- WHAT YOU SHOULD DO:
The entire set of lines below should be copied exactly.

(SUPPLIED DATA)

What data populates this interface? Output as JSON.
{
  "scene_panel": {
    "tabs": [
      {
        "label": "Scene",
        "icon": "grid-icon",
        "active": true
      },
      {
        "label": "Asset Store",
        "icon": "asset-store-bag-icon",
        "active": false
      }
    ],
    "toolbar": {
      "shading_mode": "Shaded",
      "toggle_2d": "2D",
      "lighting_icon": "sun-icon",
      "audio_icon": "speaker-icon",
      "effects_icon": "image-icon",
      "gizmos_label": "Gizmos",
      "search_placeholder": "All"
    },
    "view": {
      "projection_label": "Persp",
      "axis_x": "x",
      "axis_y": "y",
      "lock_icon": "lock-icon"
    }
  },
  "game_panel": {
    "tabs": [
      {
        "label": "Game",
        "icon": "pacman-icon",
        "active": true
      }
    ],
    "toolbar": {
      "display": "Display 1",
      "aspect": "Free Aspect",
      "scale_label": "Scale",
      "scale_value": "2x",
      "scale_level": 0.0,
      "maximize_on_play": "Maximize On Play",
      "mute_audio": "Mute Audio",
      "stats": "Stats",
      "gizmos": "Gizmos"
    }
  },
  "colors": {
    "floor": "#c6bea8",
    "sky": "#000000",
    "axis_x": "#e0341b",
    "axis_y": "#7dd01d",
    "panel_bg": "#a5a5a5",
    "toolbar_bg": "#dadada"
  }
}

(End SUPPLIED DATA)

- RESPONSE TO THIS TASK:
What data populates this interface? Output as JSON.
{
  "scene_panel": {
    "tabs": [
      {
        "label": "Scene",
        "icon": "grid-icon",
        "active": true
      },
      {
        "label": "Asset Store",
        "icon": "asset-store-bag-icon",
        "active": false
      }
    ],
    "toolbar": {
      "shading_mode": "Shaded",
      "toggle_2d": "2D",
      "lighting_icon": "sun-icon",
      "audio_icon": "speaker-icon",
      "effects_icon": "image-icon",
      "gizmos_label": "Gizmos",
      "search_placeholder": "All"
    },
    "view": {
      "projection_label": "Persp",
      "axis_x": "x",
      "axis_y": "y",
      "lock_icon": "lock-icon"
    }
  },
  "game_panel": {
    "tabs": [
      {
        "label": "Game",
        "icon": "pacman-icon",
        "active": true
      }
    ],
    "toolbar": {
      "display": "Display 1",
      "aspect": "Free Aspect",
      "scale_label": "Scale",
      "scale_value": "2x",
      "scale_level": 0.0,
      "maximize_on_play": "Maximize On Play",
      "mute_audio": "Mute Audio",
      "stats": "Stats",
      "gizmos": "Gizmos"
    }
  },
  "colors": {
    "floor": "#c6bea8",
    "sky": "#000000",
    "axis_x": "#e0341b",
    "axis_y": "#7dd01d",
    "panel_bg": "#a5a5a5",
    "toolbar_bg": "#dadada"
  }
}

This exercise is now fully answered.